- _Data shown_
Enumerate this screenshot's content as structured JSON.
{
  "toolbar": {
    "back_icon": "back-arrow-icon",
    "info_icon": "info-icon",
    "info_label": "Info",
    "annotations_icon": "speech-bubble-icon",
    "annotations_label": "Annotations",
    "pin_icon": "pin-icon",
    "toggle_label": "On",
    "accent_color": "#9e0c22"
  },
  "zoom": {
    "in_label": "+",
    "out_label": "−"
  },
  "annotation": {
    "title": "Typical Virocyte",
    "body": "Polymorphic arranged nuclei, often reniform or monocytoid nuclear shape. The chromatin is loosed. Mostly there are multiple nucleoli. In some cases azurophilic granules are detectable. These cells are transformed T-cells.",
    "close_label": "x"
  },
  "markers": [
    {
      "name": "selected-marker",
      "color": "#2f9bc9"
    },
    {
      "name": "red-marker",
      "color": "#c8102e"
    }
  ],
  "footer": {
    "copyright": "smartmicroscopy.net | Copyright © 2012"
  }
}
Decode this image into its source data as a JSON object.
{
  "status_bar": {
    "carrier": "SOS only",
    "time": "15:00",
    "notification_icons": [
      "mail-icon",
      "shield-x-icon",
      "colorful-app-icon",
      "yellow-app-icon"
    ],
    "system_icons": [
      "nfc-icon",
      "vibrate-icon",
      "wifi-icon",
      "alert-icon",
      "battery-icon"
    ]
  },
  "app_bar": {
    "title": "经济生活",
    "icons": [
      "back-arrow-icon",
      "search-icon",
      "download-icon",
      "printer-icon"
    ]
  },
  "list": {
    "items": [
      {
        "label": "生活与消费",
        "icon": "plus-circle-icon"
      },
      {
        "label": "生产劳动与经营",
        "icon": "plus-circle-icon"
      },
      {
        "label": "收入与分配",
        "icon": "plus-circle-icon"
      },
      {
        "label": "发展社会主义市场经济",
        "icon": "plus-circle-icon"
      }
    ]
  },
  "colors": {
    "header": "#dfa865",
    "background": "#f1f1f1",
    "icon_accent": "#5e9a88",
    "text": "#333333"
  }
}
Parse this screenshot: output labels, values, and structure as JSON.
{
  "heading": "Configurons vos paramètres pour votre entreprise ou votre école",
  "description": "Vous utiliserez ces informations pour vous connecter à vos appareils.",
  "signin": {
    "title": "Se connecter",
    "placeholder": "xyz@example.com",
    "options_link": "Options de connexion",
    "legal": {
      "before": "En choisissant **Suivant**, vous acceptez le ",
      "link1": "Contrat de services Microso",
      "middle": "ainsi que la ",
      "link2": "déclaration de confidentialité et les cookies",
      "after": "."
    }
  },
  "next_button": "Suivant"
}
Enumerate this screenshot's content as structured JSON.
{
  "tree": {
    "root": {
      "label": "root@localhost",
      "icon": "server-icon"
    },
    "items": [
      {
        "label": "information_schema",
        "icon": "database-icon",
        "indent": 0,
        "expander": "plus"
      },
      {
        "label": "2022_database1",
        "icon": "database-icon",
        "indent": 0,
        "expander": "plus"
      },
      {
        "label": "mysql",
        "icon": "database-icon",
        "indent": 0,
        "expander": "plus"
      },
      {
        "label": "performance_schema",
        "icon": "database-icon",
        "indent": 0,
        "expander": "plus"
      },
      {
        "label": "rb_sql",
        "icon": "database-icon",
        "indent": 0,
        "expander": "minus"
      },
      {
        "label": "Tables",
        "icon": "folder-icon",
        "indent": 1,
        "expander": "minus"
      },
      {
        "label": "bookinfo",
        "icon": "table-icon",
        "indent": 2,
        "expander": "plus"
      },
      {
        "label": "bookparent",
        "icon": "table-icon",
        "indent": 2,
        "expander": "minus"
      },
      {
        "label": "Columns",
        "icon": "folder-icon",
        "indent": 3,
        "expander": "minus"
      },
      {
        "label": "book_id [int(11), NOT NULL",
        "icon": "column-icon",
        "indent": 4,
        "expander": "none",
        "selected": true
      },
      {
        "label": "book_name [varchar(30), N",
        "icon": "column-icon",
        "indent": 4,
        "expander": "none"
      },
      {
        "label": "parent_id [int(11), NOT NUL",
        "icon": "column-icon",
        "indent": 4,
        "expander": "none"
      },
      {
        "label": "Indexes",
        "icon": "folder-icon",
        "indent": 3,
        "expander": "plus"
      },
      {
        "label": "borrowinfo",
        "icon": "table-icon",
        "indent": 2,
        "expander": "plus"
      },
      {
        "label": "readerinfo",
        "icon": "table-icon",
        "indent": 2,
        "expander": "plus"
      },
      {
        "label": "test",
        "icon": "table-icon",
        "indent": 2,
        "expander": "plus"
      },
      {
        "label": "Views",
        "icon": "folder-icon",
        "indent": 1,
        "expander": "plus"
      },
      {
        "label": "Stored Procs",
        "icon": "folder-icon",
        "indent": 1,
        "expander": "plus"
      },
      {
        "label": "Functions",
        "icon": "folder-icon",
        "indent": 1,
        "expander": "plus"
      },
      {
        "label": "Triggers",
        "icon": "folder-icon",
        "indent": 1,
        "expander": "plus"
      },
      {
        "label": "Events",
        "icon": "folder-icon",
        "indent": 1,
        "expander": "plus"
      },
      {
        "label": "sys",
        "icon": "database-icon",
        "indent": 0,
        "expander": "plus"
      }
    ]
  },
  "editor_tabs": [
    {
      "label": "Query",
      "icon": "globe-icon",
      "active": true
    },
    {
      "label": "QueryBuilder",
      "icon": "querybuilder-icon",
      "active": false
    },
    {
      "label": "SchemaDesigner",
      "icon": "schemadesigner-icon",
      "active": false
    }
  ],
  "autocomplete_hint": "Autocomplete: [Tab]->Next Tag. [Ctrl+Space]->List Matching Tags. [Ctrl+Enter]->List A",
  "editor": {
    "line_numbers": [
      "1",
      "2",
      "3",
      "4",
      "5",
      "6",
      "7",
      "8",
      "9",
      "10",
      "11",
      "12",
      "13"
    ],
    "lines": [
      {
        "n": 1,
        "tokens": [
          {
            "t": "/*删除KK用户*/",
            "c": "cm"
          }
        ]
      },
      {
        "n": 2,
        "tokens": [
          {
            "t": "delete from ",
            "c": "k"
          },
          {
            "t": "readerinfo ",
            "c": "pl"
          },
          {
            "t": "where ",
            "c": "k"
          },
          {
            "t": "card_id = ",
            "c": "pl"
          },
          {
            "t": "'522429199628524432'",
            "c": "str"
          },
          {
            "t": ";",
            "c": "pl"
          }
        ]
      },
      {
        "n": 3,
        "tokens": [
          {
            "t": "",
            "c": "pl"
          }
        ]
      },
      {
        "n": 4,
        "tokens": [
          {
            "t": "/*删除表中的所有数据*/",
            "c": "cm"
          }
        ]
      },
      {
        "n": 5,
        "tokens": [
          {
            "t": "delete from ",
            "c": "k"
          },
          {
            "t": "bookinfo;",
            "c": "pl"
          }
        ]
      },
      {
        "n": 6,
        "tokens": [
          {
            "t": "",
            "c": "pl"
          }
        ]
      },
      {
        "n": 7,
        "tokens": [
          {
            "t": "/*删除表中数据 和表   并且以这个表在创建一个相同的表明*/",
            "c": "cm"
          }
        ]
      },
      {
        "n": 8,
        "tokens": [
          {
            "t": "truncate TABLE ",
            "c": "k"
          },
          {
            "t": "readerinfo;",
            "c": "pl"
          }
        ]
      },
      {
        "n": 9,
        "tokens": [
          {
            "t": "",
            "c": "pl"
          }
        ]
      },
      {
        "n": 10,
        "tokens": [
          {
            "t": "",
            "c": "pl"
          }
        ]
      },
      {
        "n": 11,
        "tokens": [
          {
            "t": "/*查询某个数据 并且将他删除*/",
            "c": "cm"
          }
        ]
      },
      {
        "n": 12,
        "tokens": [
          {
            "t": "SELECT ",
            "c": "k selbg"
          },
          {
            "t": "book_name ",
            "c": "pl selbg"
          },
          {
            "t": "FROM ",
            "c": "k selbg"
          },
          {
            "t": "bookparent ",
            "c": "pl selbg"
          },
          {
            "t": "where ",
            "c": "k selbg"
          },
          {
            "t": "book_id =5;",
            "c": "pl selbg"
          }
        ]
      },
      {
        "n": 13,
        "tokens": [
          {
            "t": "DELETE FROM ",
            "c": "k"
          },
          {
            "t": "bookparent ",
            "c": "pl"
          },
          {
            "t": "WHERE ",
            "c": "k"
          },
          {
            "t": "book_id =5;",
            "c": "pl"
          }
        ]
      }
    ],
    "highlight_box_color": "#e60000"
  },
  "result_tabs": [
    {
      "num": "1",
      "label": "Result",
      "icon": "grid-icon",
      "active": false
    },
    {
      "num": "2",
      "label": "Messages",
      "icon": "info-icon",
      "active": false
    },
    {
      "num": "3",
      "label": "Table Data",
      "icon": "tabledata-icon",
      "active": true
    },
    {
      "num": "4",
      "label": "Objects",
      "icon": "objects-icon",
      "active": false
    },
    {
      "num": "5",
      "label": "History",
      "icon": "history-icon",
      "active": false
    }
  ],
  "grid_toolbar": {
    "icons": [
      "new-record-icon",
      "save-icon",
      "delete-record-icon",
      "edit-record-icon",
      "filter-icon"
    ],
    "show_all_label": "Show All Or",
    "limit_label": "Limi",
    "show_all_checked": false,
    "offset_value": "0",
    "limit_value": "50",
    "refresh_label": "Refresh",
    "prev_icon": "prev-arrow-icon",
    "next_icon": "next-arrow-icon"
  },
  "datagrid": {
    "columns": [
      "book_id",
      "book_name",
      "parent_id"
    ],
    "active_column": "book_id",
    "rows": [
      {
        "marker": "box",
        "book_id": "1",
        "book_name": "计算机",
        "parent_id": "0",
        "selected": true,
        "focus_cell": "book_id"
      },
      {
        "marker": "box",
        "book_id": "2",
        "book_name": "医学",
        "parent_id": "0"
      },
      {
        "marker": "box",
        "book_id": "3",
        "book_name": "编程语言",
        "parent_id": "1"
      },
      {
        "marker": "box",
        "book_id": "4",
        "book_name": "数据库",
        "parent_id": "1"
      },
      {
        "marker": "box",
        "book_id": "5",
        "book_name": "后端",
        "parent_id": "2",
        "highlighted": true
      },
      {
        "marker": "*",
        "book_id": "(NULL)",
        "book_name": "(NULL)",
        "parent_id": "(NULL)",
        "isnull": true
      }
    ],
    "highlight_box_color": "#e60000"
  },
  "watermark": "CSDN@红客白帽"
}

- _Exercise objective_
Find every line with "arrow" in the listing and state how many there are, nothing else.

- _Answer for the task_
4